I have never systematically examined how often the Israeli courts have ruled against human rights, and how often they have upheld human rights. But the number of decisions recall antithetical to my understanding of human rights and international law arguably has been greater than the ones backing my understanding.
Rabbi Shimshon Raphael Hirsch comments that, according to his reckoning, Jethro’s system required 78,600 judges. He sees this as a testament to the fact that Moses managed to pass down God’s word, create a vast population educated in God’s Ways. I might add, a vast population with the honesty and fear of God that Jethro stipulates as requirements for judges. Hirsch also contrasts the system of appeals according to Jethro, versus most systems of appeals today. In Jethro’s system, it is not those coming before the judge that appeal to a higher court, but rather the judges who appeal when they feel that the decision is beyond them. This requires a level of maturity and humility.

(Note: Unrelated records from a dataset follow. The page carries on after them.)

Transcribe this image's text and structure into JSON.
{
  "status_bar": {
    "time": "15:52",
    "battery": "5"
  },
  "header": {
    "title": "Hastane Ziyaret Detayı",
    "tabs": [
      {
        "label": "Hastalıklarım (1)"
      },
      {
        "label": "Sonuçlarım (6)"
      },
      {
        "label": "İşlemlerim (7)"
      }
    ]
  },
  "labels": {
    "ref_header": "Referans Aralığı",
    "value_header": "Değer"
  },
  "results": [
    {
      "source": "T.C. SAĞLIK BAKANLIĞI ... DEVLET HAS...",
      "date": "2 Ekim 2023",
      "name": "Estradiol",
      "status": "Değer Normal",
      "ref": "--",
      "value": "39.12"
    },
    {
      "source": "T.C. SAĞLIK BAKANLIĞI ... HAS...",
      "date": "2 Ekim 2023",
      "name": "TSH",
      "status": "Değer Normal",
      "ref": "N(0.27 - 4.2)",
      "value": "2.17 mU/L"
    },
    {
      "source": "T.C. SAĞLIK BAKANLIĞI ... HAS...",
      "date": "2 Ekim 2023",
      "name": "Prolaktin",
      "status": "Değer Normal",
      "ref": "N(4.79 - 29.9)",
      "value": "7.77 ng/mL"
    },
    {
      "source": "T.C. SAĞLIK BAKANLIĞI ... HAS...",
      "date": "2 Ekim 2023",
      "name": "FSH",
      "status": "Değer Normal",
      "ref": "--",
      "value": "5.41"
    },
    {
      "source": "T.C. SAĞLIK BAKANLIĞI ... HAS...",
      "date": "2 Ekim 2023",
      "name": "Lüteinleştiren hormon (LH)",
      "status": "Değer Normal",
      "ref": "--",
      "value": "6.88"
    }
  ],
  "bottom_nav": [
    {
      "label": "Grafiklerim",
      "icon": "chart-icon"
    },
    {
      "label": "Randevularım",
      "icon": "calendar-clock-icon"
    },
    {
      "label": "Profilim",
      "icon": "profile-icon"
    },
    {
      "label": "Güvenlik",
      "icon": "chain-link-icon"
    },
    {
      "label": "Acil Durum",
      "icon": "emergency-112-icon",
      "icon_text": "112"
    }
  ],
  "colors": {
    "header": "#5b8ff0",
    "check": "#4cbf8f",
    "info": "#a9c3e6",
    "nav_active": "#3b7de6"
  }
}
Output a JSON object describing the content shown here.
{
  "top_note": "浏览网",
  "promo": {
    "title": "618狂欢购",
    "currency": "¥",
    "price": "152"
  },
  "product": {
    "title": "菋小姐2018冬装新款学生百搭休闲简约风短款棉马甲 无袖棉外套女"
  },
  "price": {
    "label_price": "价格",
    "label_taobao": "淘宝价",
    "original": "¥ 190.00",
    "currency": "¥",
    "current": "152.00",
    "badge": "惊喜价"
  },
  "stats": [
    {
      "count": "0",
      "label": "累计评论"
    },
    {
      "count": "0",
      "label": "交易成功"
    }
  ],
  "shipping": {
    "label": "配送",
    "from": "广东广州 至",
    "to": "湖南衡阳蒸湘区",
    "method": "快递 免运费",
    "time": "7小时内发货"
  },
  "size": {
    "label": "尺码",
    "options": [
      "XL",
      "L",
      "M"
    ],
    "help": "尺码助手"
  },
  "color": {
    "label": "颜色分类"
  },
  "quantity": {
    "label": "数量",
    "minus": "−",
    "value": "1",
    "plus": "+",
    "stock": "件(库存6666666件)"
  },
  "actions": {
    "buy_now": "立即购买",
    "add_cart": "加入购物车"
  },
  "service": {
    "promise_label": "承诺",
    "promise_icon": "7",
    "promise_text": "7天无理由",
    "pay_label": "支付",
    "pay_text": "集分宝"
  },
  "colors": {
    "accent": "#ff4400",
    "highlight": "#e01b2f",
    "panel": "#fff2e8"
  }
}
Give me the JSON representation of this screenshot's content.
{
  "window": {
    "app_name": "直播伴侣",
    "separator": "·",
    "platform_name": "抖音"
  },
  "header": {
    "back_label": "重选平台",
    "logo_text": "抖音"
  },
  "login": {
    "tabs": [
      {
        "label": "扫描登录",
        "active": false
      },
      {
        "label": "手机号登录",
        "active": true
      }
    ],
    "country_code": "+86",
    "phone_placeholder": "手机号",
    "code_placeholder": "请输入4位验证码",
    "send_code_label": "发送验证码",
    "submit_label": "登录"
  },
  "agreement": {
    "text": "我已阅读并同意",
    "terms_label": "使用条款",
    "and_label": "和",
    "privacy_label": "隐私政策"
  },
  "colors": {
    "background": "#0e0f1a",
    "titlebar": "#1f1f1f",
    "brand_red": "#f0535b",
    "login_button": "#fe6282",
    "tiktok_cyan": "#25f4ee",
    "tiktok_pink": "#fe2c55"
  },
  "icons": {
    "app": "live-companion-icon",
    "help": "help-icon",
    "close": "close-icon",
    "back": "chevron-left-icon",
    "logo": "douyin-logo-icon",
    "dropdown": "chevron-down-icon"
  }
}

After all the philosophizing about how we determine the law, it is important to remember that law alone doesn’t create a decent society. Although our sages created a tremendous edifice of law, they also undermined it by determining that they could force somebody to do something they had no legal requirement to do, if somebody was not doing that something that could help another person without causing harm to him/herself (kofin al midat sdom). They realized that sort of unwillingness to help others would lead us down the slippery slope to Sodom. Hirsch quotes a baraita brought by Rav Yosef in the Talmud (Baba Metzia 30b), on the line from our parsasha, “and enjoin upon them the laws and the teachings, and make known to them the way they are to go and the practices they are to follow.”(Exodus 18:20). “The way” is that of acts of loving kindness. “they are to go” is visiting the sick and burying the dead , “the practices” is law and “they are to follow” is lifnim meshurat hadin– going beyond the letter of the law to observe the intent of the law.” Rabbi Yokhanan states that Jerusalem was destroyed because people demanded their rights according to the strict letter of the Torah and were not willing to cede anything lifnim meshurat hadin. Hirsch says that Jethro told Moses, a society can’t exist when people only think of themselves. There also must be loving kindness, the morality which is the true intent of the laws of the Torah, and solidarity and concern for fellow human beings. Rather than thinking than defining our personal welfare as zealously insisting on everything we are owed, we could internalize a feeling that our welfare is enhanced when we contribute to the welfare of others.